  • Recheck the number of patients who qualify for a measure on a provider-by-provider basis. The question again is: "Do the numbers make sense, relative to some kind of external standard?" The advantage of calculating provider-by-provider patient counts for a measure is that these counts can, when providers have disease registries, be verified by the providers themselves. A measure's specifications may include a patient population that is somewhat different from what a provider would report (e.g., because of continuous enrollment requirements). Thus, some degree of disagreement between the measure-identified and provider-identified patient counts can be expected. But the figures should at least be in the same ballpark. A notable caveat to this approach is that some providers probably will not participate in data verification.
  • Check the range of numeric values within each type of data, and make sure these are consistent with what the data are supposed to represent. For example, if a given variable is supposed to represent hospital length of stay, this variable should never be a negative number. The same is true of patient age, which should never be negative and will infrequently be greater than 100 years.
  • Compute population-level performance measure scores and compare to external benchmarks. For example, a CVE may compute the overall performance rate within its geographic area on a given HEDIS measure. Then this overall rate can be compared to national performance data: does it seem to be in the right ballpark? The ability to make comparisons to national benchmarks is one advantage of using nationally endorsed measure specifications (also discussed in the section on Task Number 2).

When problems are discovered in these data checking steps, there may be inaccuracies in data interpretation.
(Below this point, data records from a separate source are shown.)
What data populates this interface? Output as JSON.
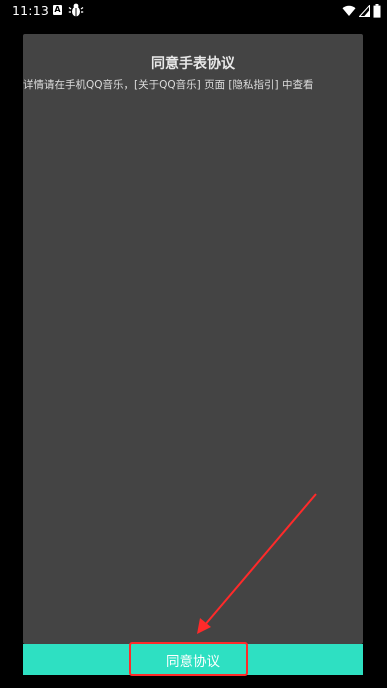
{
  "status_bar": {
    "time": "11:13",
    "notification_letter": "A"
  },
  "dialog": {
    "title": "同意手表协议",
    "body": "详情请在手机QQ音乐，[关于QQ音乐] 页面 [隐私指引] 中查看"
  },
  "agree_button": {
    "label": "同意协议"
  },
  "colors": {
    "background": "#000000",
    "dialog_bg": "#444444",
    "button_accent": "#2ee0c2",
    "annotation_red": "#ff2a2a"
  },
  "icons": {
    "status_left": [
      "a-notification-icon",
      "bug-icon"
    ],
    "status_right": [
      "wifi-icon",
      "signal-icon",
      "battery-icon"
    ]
  }
}
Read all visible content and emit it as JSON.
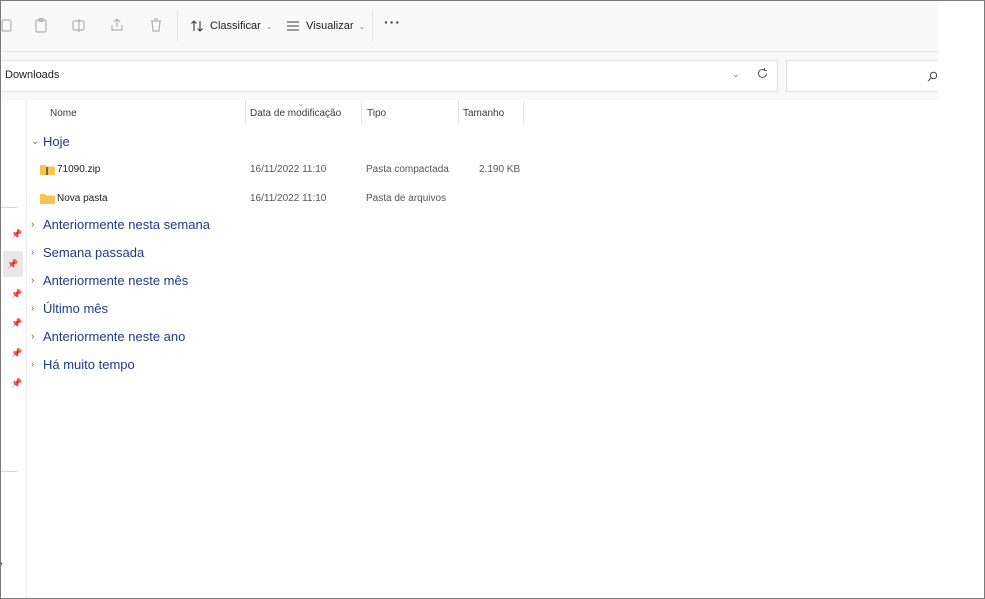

In other words, the measure specifications may assume that the raw performance data mean one thing when in fact they mean another. Just as when missing record problems are detected, the best approach to correcting data interpretation problems may be to consult with analysts who are experienced with each data source. Such analysts are likely to be in the best position to understand how data misinterpretations have occurred and to find solutions.


 iii Note that the reasons data might be missing are distinct from the kinds of missing data that were discussed in the preceding section.

Page last reviewed September 2011
Internet Citation: Decisions Encountered During Key Task Number 4: Checking Data Quality and Completeness: Methodological Considerations in Generating Provider Performance Scores. September 2011. Agency for Healthcare Research and Quality, Rockville, MD. http://www.ahrq.gov/professionals/quality-patient-safety/quality-resources/value/perfscoresmethods/perfsctask4.html